> Stored records
=======
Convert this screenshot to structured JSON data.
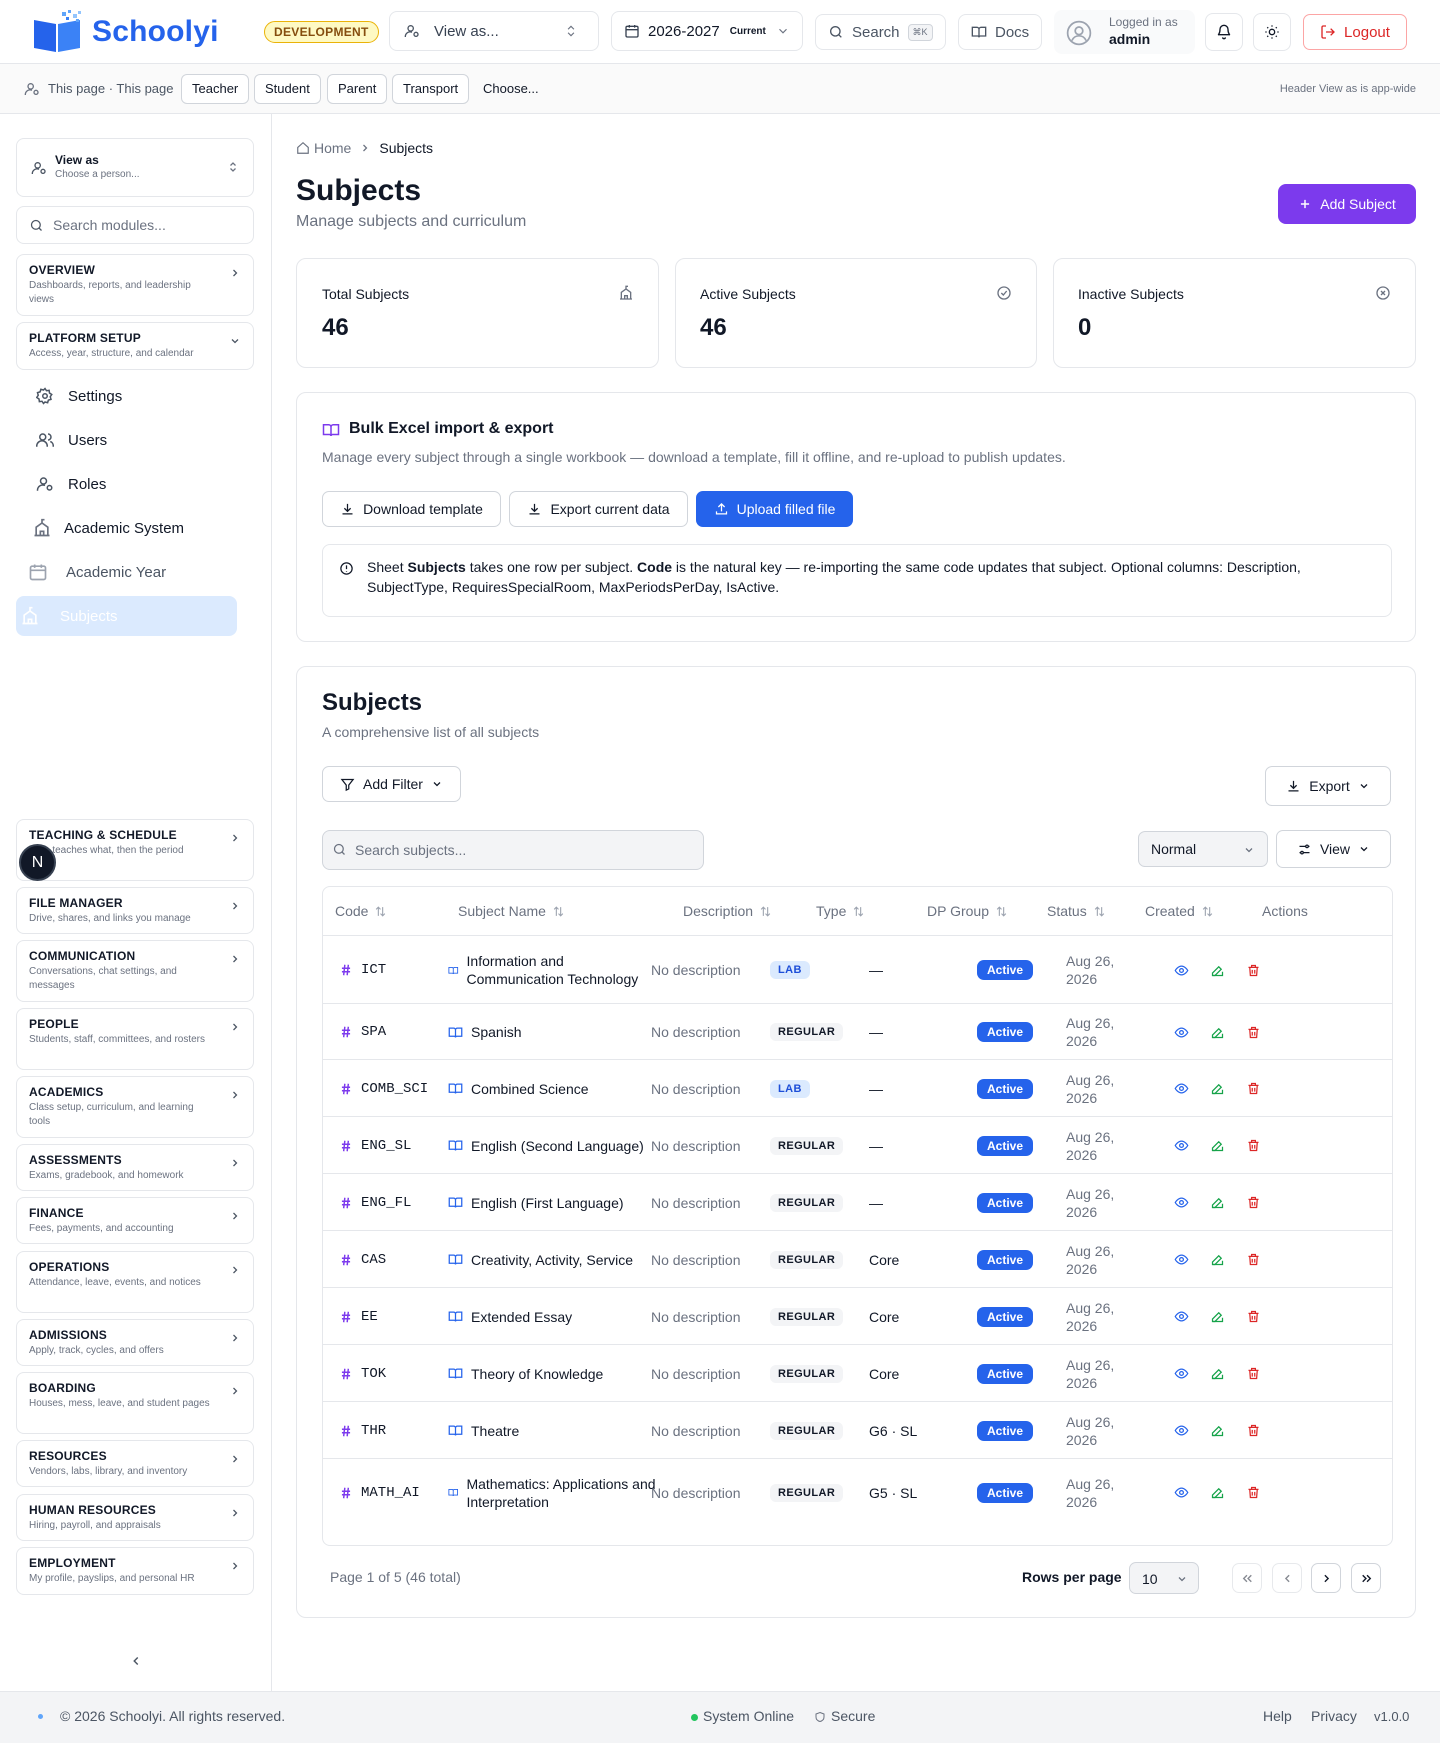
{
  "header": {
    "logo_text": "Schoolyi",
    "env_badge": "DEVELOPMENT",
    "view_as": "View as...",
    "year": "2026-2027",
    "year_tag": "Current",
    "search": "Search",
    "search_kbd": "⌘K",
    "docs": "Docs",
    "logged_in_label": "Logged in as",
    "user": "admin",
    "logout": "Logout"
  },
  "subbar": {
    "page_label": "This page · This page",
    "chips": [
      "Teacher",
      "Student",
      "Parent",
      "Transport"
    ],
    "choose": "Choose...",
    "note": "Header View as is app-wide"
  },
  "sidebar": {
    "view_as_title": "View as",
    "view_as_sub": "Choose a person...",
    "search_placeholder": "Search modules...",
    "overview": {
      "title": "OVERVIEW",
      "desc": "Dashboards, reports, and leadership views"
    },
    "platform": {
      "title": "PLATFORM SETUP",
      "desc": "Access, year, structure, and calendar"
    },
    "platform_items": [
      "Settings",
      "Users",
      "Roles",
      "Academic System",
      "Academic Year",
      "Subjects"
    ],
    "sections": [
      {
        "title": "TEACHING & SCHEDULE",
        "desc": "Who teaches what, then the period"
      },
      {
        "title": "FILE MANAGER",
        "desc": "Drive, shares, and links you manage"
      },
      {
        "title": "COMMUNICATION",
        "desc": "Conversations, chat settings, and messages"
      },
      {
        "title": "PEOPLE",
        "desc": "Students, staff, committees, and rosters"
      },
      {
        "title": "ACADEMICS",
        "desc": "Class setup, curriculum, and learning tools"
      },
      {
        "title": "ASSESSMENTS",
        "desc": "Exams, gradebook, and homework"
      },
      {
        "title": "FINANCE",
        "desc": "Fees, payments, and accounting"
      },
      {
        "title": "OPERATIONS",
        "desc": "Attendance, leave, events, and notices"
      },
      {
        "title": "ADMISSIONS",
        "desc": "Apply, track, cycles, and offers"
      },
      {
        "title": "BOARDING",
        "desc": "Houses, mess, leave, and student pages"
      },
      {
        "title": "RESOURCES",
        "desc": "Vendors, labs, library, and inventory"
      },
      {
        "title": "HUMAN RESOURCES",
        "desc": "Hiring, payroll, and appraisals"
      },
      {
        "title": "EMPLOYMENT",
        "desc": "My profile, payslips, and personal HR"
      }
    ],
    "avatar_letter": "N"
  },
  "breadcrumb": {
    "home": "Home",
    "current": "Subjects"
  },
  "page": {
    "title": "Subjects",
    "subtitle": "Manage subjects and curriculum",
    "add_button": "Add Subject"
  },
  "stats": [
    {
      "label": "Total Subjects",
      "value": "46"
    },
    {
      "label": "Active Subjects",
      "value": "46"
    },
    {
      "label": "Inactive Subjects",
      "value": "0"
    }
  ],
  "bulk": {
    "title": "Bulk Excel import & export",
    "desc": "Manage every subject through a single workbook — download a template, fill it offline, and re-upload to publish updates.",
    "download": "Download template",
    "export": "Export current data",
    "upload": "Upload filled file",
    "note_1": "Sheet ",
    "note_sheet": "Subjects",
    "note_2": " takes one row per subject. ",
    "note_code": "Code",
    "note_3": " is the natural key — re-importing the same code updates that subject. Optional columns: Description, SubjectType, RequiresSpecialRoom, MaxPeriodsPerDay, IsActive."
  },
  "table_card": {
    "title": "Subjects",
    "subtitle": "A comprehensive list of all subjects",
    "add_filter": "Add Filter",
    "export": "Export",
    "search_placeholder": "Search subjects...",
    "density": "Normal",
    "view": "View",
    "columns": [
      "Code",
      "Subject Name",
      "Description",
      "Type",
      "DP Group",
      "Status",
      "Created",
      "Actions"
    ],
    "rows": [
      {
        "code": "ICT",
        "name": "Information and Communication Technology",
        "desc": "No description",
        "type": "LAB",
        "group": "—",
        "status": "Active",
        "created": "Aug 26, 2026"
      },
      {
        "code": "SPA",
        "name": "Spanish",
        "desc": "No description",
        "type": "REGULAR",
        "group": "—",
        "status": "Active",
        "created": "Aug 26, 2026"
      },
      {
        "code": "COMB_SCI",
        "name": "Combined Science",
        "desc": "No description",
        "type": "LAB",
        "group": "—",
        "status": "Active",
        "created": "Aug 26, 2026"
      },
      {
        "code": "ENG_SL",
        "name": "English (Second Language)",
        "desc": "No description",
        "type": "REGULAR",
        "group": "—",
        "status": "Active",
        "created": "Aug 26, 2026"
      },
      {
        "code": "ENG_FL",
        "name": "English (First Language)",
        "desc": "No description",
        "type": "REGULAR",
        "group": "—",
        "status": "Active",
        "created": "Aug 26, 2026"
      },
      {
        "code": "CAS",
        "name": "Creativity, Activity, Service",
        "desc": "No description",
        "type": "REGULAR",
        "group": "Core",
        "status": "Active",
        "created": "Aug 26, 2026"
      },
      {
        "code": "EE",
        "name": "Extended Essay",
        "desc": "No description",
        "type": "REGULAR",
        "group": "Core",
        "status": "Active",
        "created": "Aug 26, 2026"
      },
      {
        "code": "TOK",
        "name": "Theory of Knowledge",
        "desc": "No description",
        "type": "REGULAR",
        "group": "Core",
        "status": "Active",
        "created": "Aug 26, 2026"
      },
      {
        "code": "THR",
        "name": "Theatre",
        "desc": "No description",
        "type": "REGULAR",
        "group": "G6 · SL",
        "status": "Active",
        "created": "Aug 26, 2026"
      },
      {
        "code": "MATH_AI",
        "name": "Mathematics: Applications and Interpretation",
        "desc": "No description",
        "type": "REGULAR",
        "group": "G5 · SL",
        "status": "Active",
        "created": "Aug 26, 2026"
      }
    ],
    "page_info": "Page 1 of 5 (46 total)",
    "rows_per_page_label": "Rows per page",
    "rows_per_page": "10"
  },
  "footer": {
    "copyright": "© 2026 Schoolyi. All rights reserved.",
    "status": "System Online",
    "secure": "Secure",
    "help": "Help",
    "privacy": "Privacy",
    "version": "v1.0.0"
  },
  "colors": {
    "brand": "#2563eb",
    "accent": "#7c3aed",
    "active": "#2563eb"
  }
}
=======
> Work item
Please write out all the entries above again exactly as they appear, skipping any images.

> Response area
Convert this screenshot to structured JSON data.
{
  "header": {
    "logo_text": "Schoolyi",
    "env_badge": "DEVELOPMENT",
    "view_as": "View as...",
    "year": "2026-2027",
    "year_tag": "Current",
    "search": "Search",
    "search_kbd": "⌘K",
    "docs": "Docs",
    "logged_in_label": "Logged in as",
    "user": "admin",
    "logout": "Logout"
  },
  "subbar": {
    "page_label": "This page · This page",
    "chips": [
      "Teacher",
      "Student",
      "Parent",
      "Transport"
    ],
    "choose": "Choose...",
    "note": "Header View as is app-wide"
  },
  "sidebar": {
    "view_as_title": "View as",
    "view_as_sub": "Choose a person...",
    "search_placeholder": "Search modules...",
    "overview": {
      "title": "OVERVIEW",
      "desc": "Dashboards, reports, and leadership views"
    },
    "platform": {
      "title": "PLATFORM SETUP",
      "desc": "Access, year, structure, and calendar"
    },
    "platform_items": [
      "Settings",
      "Users",
      "Roles",
      "Academic System",
      "Academic Year",
      "Subjects"
    ],
    "sections": [
      {
        "title": "TEACHING & SCHEDULE",
        "desc": "Who teaches what, then the period"
      },
      {
        "title": "FILE MANAGER",
        "desc": "Drive, shares, and links you manage"
      },
      {
        "title": "COMMUNICATION",
        "desc": "Conversations, chat settings, and messages"
      },
      {
        "title": "PEOPLE",
        "desc": "Students, staff, committees, and rosters"
      },
      {
        "title": "ACADEMICS",
        "desc": "Class setup, curriculum, and learning tools"
      },
      {
        "title": "ASSESSMENTS",
        "desc": "Exams, gradebook, and homework"
      },
      {
        "title": "FINANCE",
        "desc": "Fees, payments, and accounting"
      },
      {
        "title": "OPERATIONS",
        "desc": "Attendance, leave, events, and notices"
      },
      {
        "title": "ADMISSIONS",
        "desc": "Apply, track, cycles, and offers"
      },
      {
        "title": "BOARDING",
        "desc": "Houses, mess, leave, and student pages"
      },
      {
        "title": "RESOURCES",
        "desc": "Vendors, labs, library, and inventory"
      },
      {
        "title": "HUMAN RESOURCES",
        "desc": "Hiring, payroll, and appraisals"
      },
      {
        "title": "EMPLOYMENT",
        "desc": "My profile, payslips, and personal HR"
      }
    ],
    "avatar_letter": "N"
  },
  "breadcrumb": {
    "home": "Home",
    "current": "Subjects"
  },
  "page": {
    "title": "Subjects",
    "subtitle": "Manage subjects and curriculum",
    "add_button": "Add Subject"
  },
  "stats": [
    {
      "label": "Total Subjects",
      "value": "46"
    },
    {
      "label": "Active Subjects",
      "value": "46"
    },
    {
      "label": "Inactive Subjects",
      "value": "0"
    }
  ],
  "bulk": {
    "title": "Bulk Excel import & export",
    "desc": "Manage every subject through a single workbook — download a template, fill it offline, and re-upload to publish updates.",
    "download": "Download template",
    "export": "Export current data",
    "upload": "Upload filled file",
    "note_1": "Sheet ",
    "note_sheet": "Subjects",
    "note_2": " takes one row per subject. ",
    "note_code": "Code",
    "note_3": " is the natural key — re-importing the same code updates that subject. Optional columns: Description, SubjectType, RequiresSpecialRoom, MaxPeriodsPerDay, IsActive."
  },
  "table_card": {
    "title": "Subjects",
    "subtitle": "A comprehensive list of all subjects",
    "add_filter": "Add Filter",
    "export": "Export",
    "search_placeholder": "Search subjects...",
    "density": "Normal",
    "view": "View",
    "columns": [
      "Code",
      "Subject Name",
      "Description",
      "Type",
      "DP Group",
      "Status",
      "Created",
      "Actions"
    ],
    "rows": [
      {
        "code": "ICT",
        "name": "Information and Communication Technology",
        "desc": "No description",
        "type": "LAB",
        "group": "—",
        "status": "Active",
        "created": "Aug 26, 2026"
      },
      {
        "code": "SPA",
        "name": "Spanish",
        "desc": "No description",
        "type": "REGULAR",
        "group": "—",
        "status": "Active",
        "created": "Aug 26, 2026"
      },
      {
        "code": "COMB_SCI",
        "name": "Combined Science",
        "desc": "No description",
        "type": "LAB",
        "group": "—",
        "status": "Active",
        "created": "Aug 26, 2026"
      },
      {
        "code": "ENG_SL",
        "name": "English (Second Language)",
        "desc": "No description",
        "type": "REGULAR",
        "group": "—",
        "status": "Active",
        "created": "Aug 26, 2026"
      },
      {
        "code": "ENG_FL",
        "name": "English (First Language)",
        "desc": "No description",
        "type": "REGULAR",
        "group": "—",
        "status": "Active",
        "created": "Aug 26, 2026"
      },
      {
        "code": "CAS",
        "name": "Creativity, Activity, Service",
        "desc": "No description",
        "type": "REGULAR",
        "group": "Core",
        "status": "Active",
        "created": "Aug 26, 2026"
      },
      {
        "code": "EE",
        "name": "Extended Essay",
        "desc": "No description",
        "type": "REGULAR",
        "group": "Core",
        "status": "Active",
        "created": "Aug 26, 2026"
      },
      {
        "code": "TOK",
        "name": "Theory of Knowledge",
        "desc": "No description",
        "type": "REGULAR",
        "group": "Core",
        "status": "Active",
        "created": "Aug 26, 2026"
      },
      {
        "code": "THR",
        "name": "Theatre",
        "desc": "No description",
        "type": "REGULAR",
        "group": "G6 · SL",
        "status": "Active",
        "created": "Aug 26, 2026"
      },
      {
        "code": "MATH_AI",
        "name": "Mathematics: Applications and Interpretation",
        "desc": "No description",
        "type": "REGULAR",
        "group": "G5 · SL",
        "status": "Active",
        "created": "Aug 26, 2026"
      }
    ],
    "page_info": "Page 1 of 5 (46 total)",
    "rows_per_page_label": "Rows per page",
    "rows_per_page": "10"
  },
  "footer": {
    "copyright": "© 2026 Schoolyi. All rights reserved.",
    "status": "System Online",
    "secure": "Secure",
    "help": "Help",
    "privacy": "Privacy",
    "version": "v1.0.0"
  },
  "colors": {
    "brand": "#2563eb",
    "accent": "#7c3aed",
    "active": "#2563eb"
  }
}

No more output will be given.